|US7508249 *||Jul 24, 2006||Mar 24, 2009||Analog Devices, Inc.||Distributed transistor structure for high linearity active CATV power splitter|
|US20050017661 *||Jul 24, 2003||Jan 27, 2005||Ajit Kane||Torque ripple and noise reduction by avoiding mechanical resonance for a brushless dc machine|
|US20070024352 *||Jul 24, 2006||Feb 1, 2007||Shuyun Zhang||Distributed transistor structure for high linearity active CATV power splitter|
|U.S. Classification||323/267, 323/272, 318/400.3|
|Aug 17, 1982||AS||Assignment|
Owner name: MATSUSHITA ELECTRIC INDUSTRIAL CO., LTD. 1006, KAD
Free format text: ASSIGNMENT OF ASSIGNORS INTEREST.;ASSIGNORS:GOTOU, MAKOTO;OKAMOTO, HIROSHI;REEL/FRAME:004039/0267
Effective date: 19820804
|Aug 2, 1988||FPAY||Fee payment|
Year of fee payment: 4
|Aug 19, 1992||FPAY||Fee payment|
Year of fee payment: 8
|Sep 24, 1996||REMI||Maintenance fee reminder mailed|
|Feb 16, 1997||LAPS||Lapse for failure to pay maintenance fees|

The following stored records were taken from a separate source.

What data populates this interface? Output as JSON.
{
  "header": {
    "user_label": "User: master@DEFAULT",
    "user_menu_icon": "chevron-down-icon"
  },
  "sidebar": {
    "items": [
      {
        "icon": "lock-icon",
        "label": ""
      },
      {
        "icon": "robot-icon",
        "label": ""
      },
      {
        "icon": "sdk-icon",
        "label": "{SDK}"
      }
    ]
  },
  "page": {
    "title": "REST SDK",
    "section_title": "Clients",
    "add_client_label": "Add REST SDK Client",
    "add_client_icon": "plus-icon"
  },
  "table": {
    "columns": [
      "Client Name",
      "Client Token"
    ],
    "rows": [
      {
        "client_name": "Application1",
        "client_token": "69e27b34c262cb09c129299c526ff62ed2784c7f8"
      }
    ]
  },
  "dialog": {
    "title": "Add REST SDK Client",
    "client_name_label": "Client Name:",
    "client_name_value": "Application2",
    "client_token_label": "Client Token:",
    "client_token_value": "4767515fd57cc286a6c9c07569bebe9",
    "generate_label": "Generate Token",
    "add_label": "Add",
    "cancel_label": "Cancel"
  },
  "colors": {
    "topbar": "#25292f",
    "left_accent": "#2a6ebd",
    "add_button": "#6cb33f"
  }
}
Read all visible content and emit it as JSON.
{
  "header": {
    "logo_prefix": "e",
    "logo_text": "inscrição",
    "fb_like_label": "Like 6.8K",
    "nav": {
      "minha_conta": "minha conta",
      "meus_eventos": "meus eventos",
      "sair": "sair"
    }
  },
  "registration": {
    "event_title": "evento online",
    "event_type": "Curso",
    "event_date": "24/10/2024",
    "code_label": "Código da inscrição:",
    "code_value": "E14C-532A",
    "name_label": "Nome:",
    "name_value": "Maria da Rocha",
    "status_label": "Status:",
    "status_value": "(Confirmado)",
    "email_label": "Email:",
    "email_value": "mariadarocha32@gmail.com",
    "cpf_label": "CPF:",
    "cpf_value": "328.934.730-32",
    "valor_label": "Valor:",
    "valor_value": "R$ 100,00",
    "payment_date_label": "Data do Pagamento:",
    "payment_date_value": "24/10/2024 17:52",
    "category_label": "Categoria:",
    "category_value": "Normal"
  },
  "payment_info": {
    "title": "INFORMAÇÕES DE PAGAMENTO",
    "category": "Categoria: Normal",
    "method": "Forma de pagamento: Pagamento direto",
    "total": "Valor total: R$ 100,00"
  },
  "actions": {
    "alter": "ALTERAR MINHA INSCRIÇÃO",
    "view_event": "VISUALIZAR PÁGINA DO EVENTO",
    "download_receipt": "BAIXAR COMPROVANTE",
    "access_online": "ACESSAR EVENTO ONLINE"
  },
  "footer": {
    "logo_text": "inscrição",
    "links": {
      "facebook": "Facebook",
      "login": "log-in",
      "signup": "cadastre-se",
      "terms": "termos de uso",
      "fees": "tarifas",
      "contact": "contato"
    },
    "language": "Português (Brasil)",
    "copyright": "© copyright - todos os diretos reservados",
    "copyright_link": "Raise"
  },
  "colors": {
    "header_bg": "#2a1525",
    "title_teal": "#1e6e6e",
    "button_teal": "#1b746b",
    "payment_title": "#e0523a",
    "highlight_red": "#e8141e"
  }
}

|Apr 29, 1997||FP||Expired due to failure to pay maintenance fee|
Effective date: 19970219